Summary of Activities/Interests

Dr. Chawla's research interests are broadly in the areas of Big Data: data science, machine learning, network science and their applications social networks, healthcare informatics/analytics, and climate/environmental sciences.

He directs the Notre Dame Interdisciplinary Center for Network Science and Applications (iCeNSA) and the Data Inference Analytics and Learning Lab (DIAL).


Nitesh Chawla Named Recipient of 1st Source Bank’s 2017 Commercialization Award

April 18, 2017

Nitesh Chawla has been named the recipient of the 2017 1st Source Bank Commercialization Award. Chawla received the award, which carries a $20,000 cash prize, for innovating a new data science software, Aunsight, allowing data scientists and business analysts to deliver on the business value proposition of big data analytics.

Notre Dame, Condé Nast Announce New Research Collaboration on Content Consumption and Deep Learning

December 8, 2016

How each and every person consumes digital content is different, but University of Notre Dame researchers are working to better understand and model this process. The Interdisciplinary Center for Network Science and Applications at Notre Dame is partnering with Condé Nast – a media company known for producing high-quality content for the world’s most influential audiences – to advance deep learning research on content consumption.

IBRI Announces Visiting Fellow and Interim Director of Applied Data Sciences Core

October 19, 2016

The Indiana Biosciences Research Institute announced that Notre Dame Professor Nitesh Chawla will be a visiting fellow of the Institute and serve as the interim director of the Applied Data Sciences Core.

Expressing the Value of Data Science in an ROI Framework

September 16, 2016

In a recent paper published in EPJ Data Science, University of Notre Dame researchers study how organizations can quantify decision making in data science.

Looking beyond Conventional Networks Can Lead to Better Predictions

May 20, 2016

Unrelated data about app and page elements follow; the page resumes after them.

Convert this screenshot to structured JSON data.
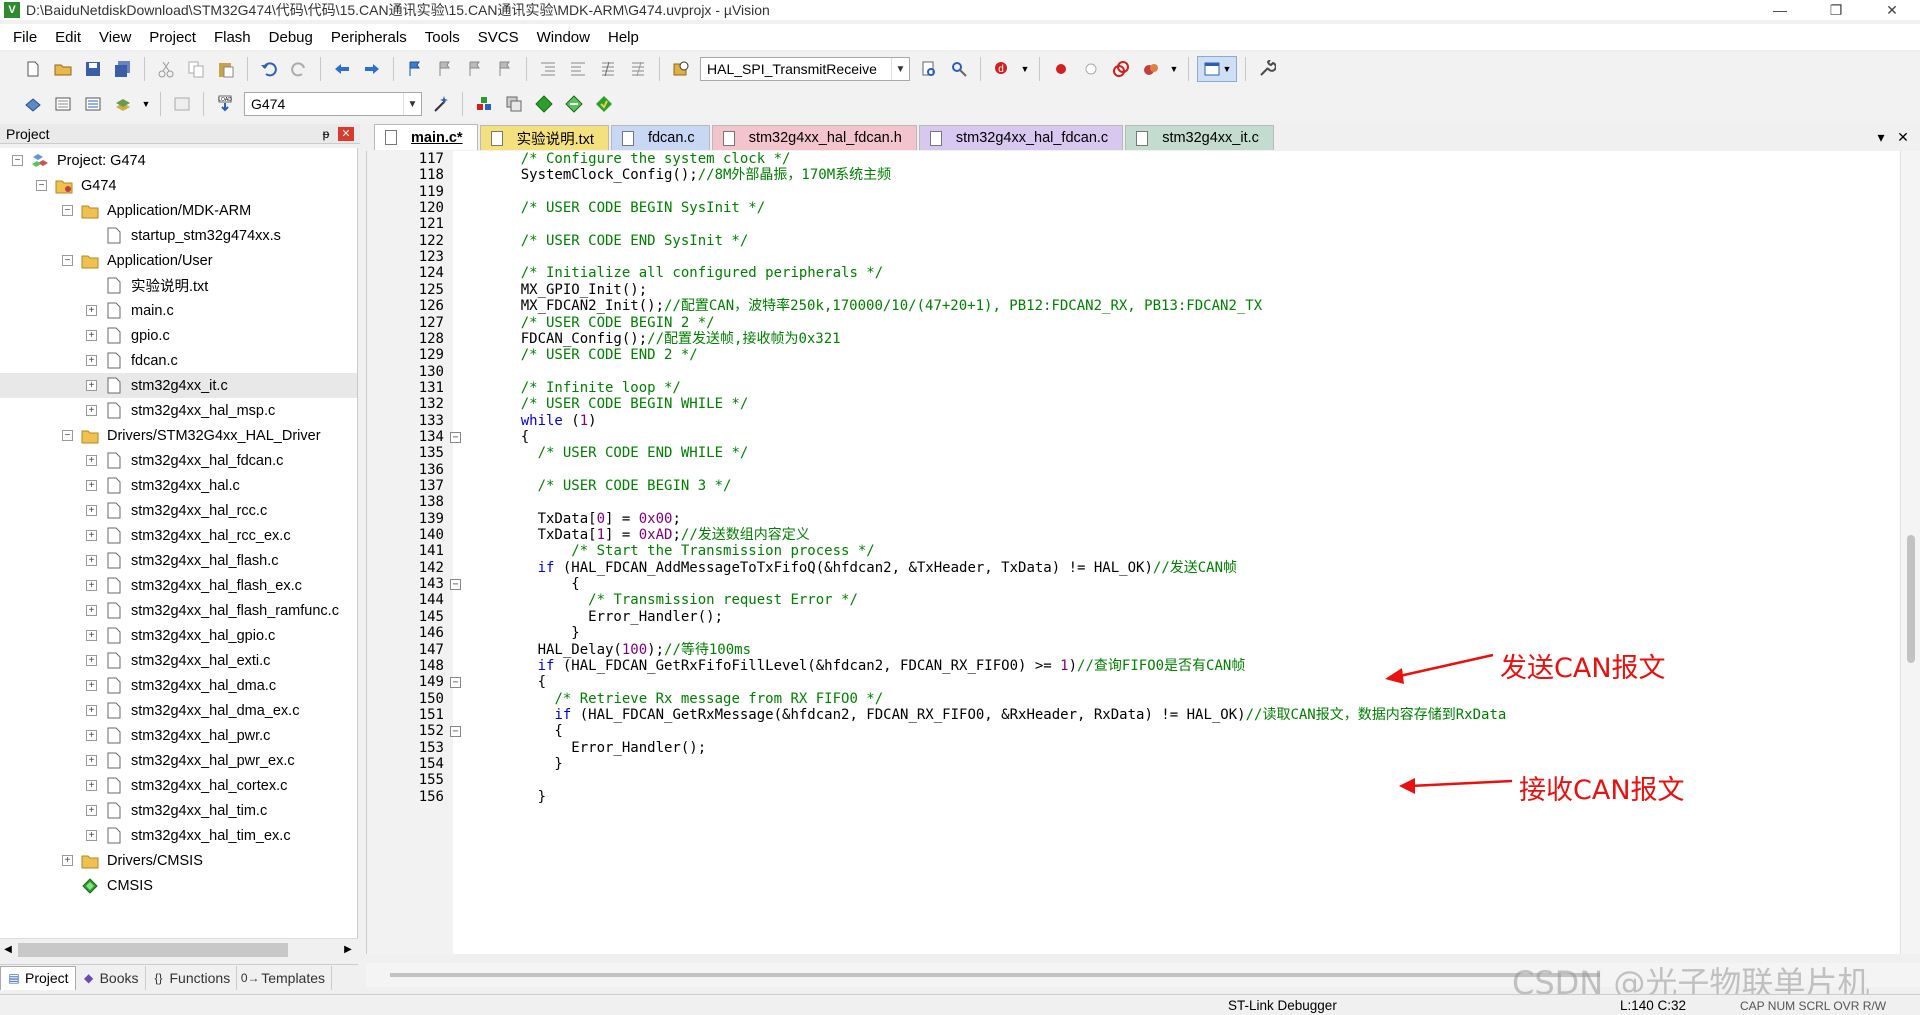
{
  "window": {
    "title": "D:\\BaiduNetdiskDownload\\STM32G474\\代码\\代码\\15.CAN通讯实验\\15.CAN通讯实验\\MDK-ARM\\G474.uvprojx - µVision",
    "minimize": "—",
    "maximize": "❐",
    "close": "✕"
  },
  "menu": [
    "File",
    "Edit",
    "View",
    "Project",
    "Flash",
    "Debug",
    "Peripherals",
    "Tools",
    "SVCS",
    "Window",
    "Help"
  ],
  "toolbar": {
    "find_combo": "HAL_SPI_TransmitReceive",
    "target_combo": "G474"
  },
  "project_panel": {
    "title": "Project",
    "pin": "ᵽ",
    "close": "✕",
    "tree": [
      {
        "label": "Project: G474",
        "level": 0,
        "expander": "−",
        "icon": "project"
      },
      {
        "label": "G474",
        "level": 1,
        "expander": "−",
        "icon": "target-folder"
      },
      {
        "label": "Application/MDK-ARM",
        "level": 2,
        "expander": "−",
        "icon": "folder"
      },
      {
        "label": "startup_stm32g474xx.s",
        "level": 3,
        "expander": "",
        "icon": "file"
      },
      {
        "label": "Application/User",
        "level": 2,
        "expander": "−",
        "icon": "folder"
      },
      {
        "label": "实验说明.txt",
        "level": 3,
        "expander": "",
        "icon": "file"
      },
      {
        "label": "main.c",
        "level": 3,
        "expander": "+",
        "icon": "file"
      },
      {
        "label": "gpio.c",
        "level": 3,
        "expander": "+",
        "icon": "file"
      },
      {
        "label": "fdcan.c",
        "level": 3,
        "expander": "+",
        "icon": "file"
      },
      {
        "label": "stm32g4xx_it.c",
        "level": 3,
        "expander": "+",
        "icon": "file",
        "selected": true
      },
      {
        "label": "stm32g4xx_hal_msp.c",
        "level": 3,
        "expander": "+",
        "icon": "file"
      },
      {
        "label": "Drivers/STM32G4xx_HAL_Driver",
        "level": 2,
        "expander": "−",
        "icon": "folder"
      },
      {
        "label": "stm32g4xx_hal_fdcan.c",
        "level": 3,
        "expander": "+",
        "icon": "file"
      },
      {
        "label": "stm32g4xx_hal.c",
        "level": 3,
        "expander": "+",
        "icon": "file"
      },
      {
        "label": "stm32g4xx_hal_rcc.c",
        "level": 3,
        "expander": "+",
        "icon": "file"
      },
      {
        "label": "stm32g4xx_hal_rcc_ex.c",
        "level": 3,
        "expander": "+",
        "icon": "file"
      },
      {
        "label": "stm32g4xx_hal_flash.c",
        "level": 3,
        "expander": "+",
        "icon": "file"
      },
      {
        "label": "stm32g4xx_hal_flash_ex.c",
        "level": 3,
        "expander": "+",
        "icon": "file"
      },
      {
        "label": "stm32g4xx_hal_flash_ramfunc.c",
        "level": 3,
        "expander": "+",
        "icon": "file"
      },
      {
        "label": "stm32g4xx_hal_gpio.c",
        "level": 3,
        "expander": "+",
        "icon": "file"
      },
      {
        "label": "stm32g4xx_hal_exti.c",
        "level": 3,
        "expander": "+",
        "icon": "file"
      },
      {
        "label": "stm32g4xx_hal_dma.c",
        "level": 3,
        "expander": "+",
        "icon": "file"
      },
      {
        "label": "stm32g4xx_hal_dma_ex.c",
        "level": 3,
        "expander": "+",
        "icon": "file"
      },
      {
        "label": "stm32g4xx_hal_pwr.c",
        "level": 3,
        "expander": "+",
        "icon": "file"
      },
      {
        "label": "stm32g4xx_hal_pwr_ex.c",
        "level": 3,
        "expander": "+",
        "icon": "file"
      },
      {
        "label": "stm32g4xx_hal_cortex.c",
        "level": 3,
        "expander": "+",
        "icon": "file"
      },
      {
        "label": "stm32g4xx_hal_tim.c",
        "level": 3,
        "expander": "+",
        "icon": "file"
      },
      {
        "label": "stm32g4xx_hal_tim_ex.c",
        "level": 3,
        "expander": "+",
        "icon": "file"
      },
      {
        "label": "Drivers/CMSIS",
        "level": 2,
        "expander": "+",
        "icon": "folder"
      },
      {
        "label": "CMSIS",
        "level": 2,
        "expander": "",
        "icon": "cmsis-diamond"
      }
    ],
    "bottom_tabs": [
      {
        "label": "Project",
        "icon": "project-tab-icon",
        "glyph": "▤"
      },
      {
        "label": "Books",
        "icon": "books-icon",
        "glyph": "◆"
      },
      {
        "label": "Functions",
        "icon": "functions-icon",
        "glyph": "{}"
      },
      {
        "label": "Templates",
        "icon": "templates-icon",
        "glyph": "0→"
      }
    ]
  },
  "editor_tabs": [
    {
      "label": "main.c*",
      "color": "#c8d8f4",
      "active": true
    },
    {
      "label": "实验说明.txt",
      "color": "#f4e07c"
    },
    {
      "label": "fdcan.c",
      "color": "#c8d8f4"
    },
    {
      "label": "stm32g4xx_hal_fdcan.h",
      "color": "#f4c4cc"
    },
    {
      "label": "stm32g4xx_hal_fdcan.c",
      "color": "#d8c8f0"
    },
    {
      "label": "stm32g4xx_it.c",
      "color": "#c4dcd0"
    }
  ],
  "tab_controls": {
    "dropdown": "▾",
    "close": "✕"
  },
  "code_lines": [
    {
      "n": "117",
      "fold": "",
      "seg": [
        [
          "    ",
          ""
        ],
        [
          "/* Configure the system clock */",
          "cm"
        ]
      ]
    },
    {
      "n": "118",
      "fold": "",
      "seg": [
        [
          "    SystemClock_Config();",
          ""
        ],
        [
          "//8M外部晶振，170M系统主频",
          "cm"
        ]
      ]
    },
    {
      "n": "119",
      "fold": "",
      "seg": []
    },
    {
      "n": "120",
      "fold": "",
      "seg": [
        [
          "    ",
          ""
        ],
        [
          "/* USER CODE BEGIN SysInit */",
          "cm"
        ]
      ]
    },
    {
      "n": "121",
      "fold": "",
      "seg": []
    },
    {
      "n": "122",
      "fold": "",
      "seg": [
        [
          "    ",
          ""
        ],
        [
          "/* USER CODE END SysInit */",
          "cm"
        ]
      ]
    },
    {
      "n": "123",
      "fold": "",
      "seg": []
    },
    {
      "n": "124",
      "fold": "",
      "seg": [
        [
          "    ",
          ""
        ],
        [
          "/* Initialize all configured peripherals */",
          "cm"
        ]
      ]
    },
    {
      "n": "125",
      "fold": "",
      "seg": [
        [
          "    MX_GPIO_Init();",
          ""
        ]
      ]
    },
    {
      "n": "126",
      "fold": "",
      "seg": [
        [
          "    MX_FDCAN2_Init();",
          ""
        ],
        [
          "//配置CAN，波特率250k,170000/10/(47+20+1), PB12:FDCAN2_RX, PB13:FDCAN2_TX",
          "cm"
        ]
      ]
    },
    {
      "n": "127",
      "fold": "",
      "seg": [
        [
          "    ",
          ""
        ],
        [
          "/* USER CODE BEGIN 2 */",
          "cm"
        ]
      ]
    },
    {
      "n": "128",
      "fold": "",
      "seg": [
        [
          "    FDCAN_Config();",
          ""
        ],
        [
          "//配置发送帧,接收帧为0x321",
          "cm"
        ]
      ]
    },
    {
      "n": "129",
      "fold": "",
      "seg": [
        [
          "    ",
          ""
        ],
        [
          "/* USER CODE END 2 */",
          "cm"
        ]
      ]
    },
    {
      "n": "130",
      "fold": "",
      "seg": []
    },
    {
      "n": "131",
      "fold": "",
      "seg": [
        [
          "    ",
          ""
        ],
        [
          "/* Infinite loop */",
          "cm"
        ]
      ]
    },
    {
      "n": "132",
      "fold": "",
      "seg": [
        [
          "    ",
          ""
        ],
        [
          "/* USER CODE BEGIN WHILE */",
          "cm"
        ]
      ]
    },
    {
      "n": "133",
      "fold": "",
      "seg": [
        [
          "    ",
          ""
        ],
        [
          "while",
          "kw"
        ],
        [
          " (",
          ""
        ],
        [
          "1",
          "num"
        ],
        [
          ")",
          ""
        ]
      ]
    },
    {
      "n": "134",
      "fold": "−",
      "seg": [
        [
          "    {",
          ""
        ]
      ]
    },
    {
      "n": "135",
      "fold": "",
      "seg": [
        [
          "      ",
          ""
        ],
        [
          "/* USER CODE END WHILE */",
          "cm"
        ]
      ]
    },
    {
      "n": "136",
      "fold": "",
      "seg": []
    },
    {
      "n": "137",
      "fold": "",
      "seg": [
        [
          "      ",
          ""
        ],
        [
          "/* USER CODE BEGIN 3 */",
          "cm"
        ]
      ]
    },
    {
      "n": "138",
      "fold": "",
      "seg": []
    },
    {
      "n": "139",
      "fold": "",
      "seg": [
        [
          "      TxData[",
          ""
        ],
        [
          "0",
          "num"
        ],
        [
          "] = ",
          ""
        ],
        [
          "0x00",
          "num"
        ],
        [
          ";",
          ""
        ]
      ]
    },
    {
      "n": "140",
      "fold": "",
      "seg": [
        [
          "      TxData[",
          ""
        ],
        [
          "1",
          "num"
        ],
        [
          "] = ",
          ""
        ],
        [
          "0xAD",
          "num"
        ],
        [
          ";",
          ""
        ],
        [
          "//发送数组内容定义",
          "cm"
        ]
      ]
    },
    {
      "n": "141",
      "fold": "",
      "seg": [
        [
          "          ",
          ""
        ],
        [
          "/* Start the Transmission process */",
          "cm"
        ]
      ]
    },
    {
      "n": "142",
      "fold": "",
      "seg": [
        [
          "      ",
          ""
        ],
        [
          "if",
          "kw"
        ],
        [
          " (HAL_FDCAN_AddMessageToTxFifoQ(&hfdcan2, &TxHeader, TxData) != HAL_OK)",
          ""
        ],
        [
          "//发送CAN帧",
          "cm"
        ]
      ]
    },
    {
      "n": "143",
      "fold": "−",
      "seg": [
        [
          "          {",
          ""
        ]
      ]
    },
    {
      "n": "144",
      "fold": "",
      "seg": [
        [
          "            ",
          ""
        ],
        [
          "/* Transmission request Error */",
          "cm"
        ]
      ]
    },
    {
      "n": "145",
      "fold": "",
      "seg": [
        [
          "            Error_Handler();",
          ""
        ]
      ]
    },
    {
      "n": "146",
      "fold": "",
      "seg": [
        [
          "          }",
          ""
        ]
      ]
    },
    {
      "n": "147",
      "fold": "",
      "seg": [
        [
          "      HAL_Delay(",
          ""
        ],
        [
          "100",
          "num"
        ],
        [
          ");",
          ""
        ],
        [
          "//等待100ms",
          "cm"
        ]
      ]
    },
    {
      "n": "148",
      "fold": "",
      "seg": [
        [
          "      ",
          ""
        ],
        [
          "if",
          "kw"
        ],
        [
          " (HAL_FDCAN_GetRxFifoFillLevel(&hfdcan2, FDCAN_RX_FIFO0) >= ",
          ""
        ],
        [
          "1",
          "num"
        ],
        [
          ")",
          ""
        ],
        [
          "//查询FIFO0是否有CAN帧",
          "cm"
        ]
      ]
    },
    {
      "n": "149",
      "fold": "−",
      "seg": [
        [
          "      {",
          ""
        ]
      ]
    },
    {
      "n": "150",
      "fold": "",
      "seg": [
        [
          "        ",
          ""
        ],
        [
          "/* Retrieve Rx message from RX FIFO0 */",
          "cm"
        ]
      ]
    },
    {
      "n": "151",
      "fold": "",
      "seg": [
        [
          "        ",
          ""
        ],
        [
          "if",
          "kw"
        ],
        [
          " (HAL_FDCAN_GetRxMessage(&hfdcan2, FDCAN_RX_FIFO0, &RxHeader, RxData) != HAL_OK)",
          ""
        ],
        [
          "//读取CAN报文，数据内容存储到RxData",
          "cm"
        ]
      ]
    },
    {
      "n": "152",
      "fold": "−",
      "seg": [
        [
          "        {",
          ""
        ]
      ]
    },
    {
      "n": "153",
      "fold": "",
      "seg": [
        [
          "          Error_Handler();",
          ""
        ]
      ]
    },
    {
      "n": "154",
      "fold": "",
      "seg": [
        [
          "        }",
          ""
        ]
      ]
    },
    {
      "n": "155",
      "fold": "",
      "seg": []
    },
    {
      "n": "156",
      "fold": "",
      "seg": [
        [
          "      }",
          ""
        ]
      ]
    }
  ],
  "annotations": {
    "send": "发送CAN报文",
    "receive": "接收CAN报文",
    "color": "#e8110f"
  },
  "status": {
    "debugger": "ST-Link Debugger",
    "position": "L:140 C:32",
    "indicators": "CAP  NUM  SCRL  OVR  R/W"
  },
  "watermark": "CSDN @光子物联单片机",
  "colors": {
    "comment": "#008000",
    "keyword": "#0000e0",
    "number": "#800080"
  }
}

By identifying higher-order dependencies in ship movements, namely where a ship is more likely to go next given its previous steps, researchers at Notre Dame can more accurately model ship movements, and therefore flow dynamics of invasive Zebra mussels. Their work, which relies on network science, can identify patterns and connections in a range of fields.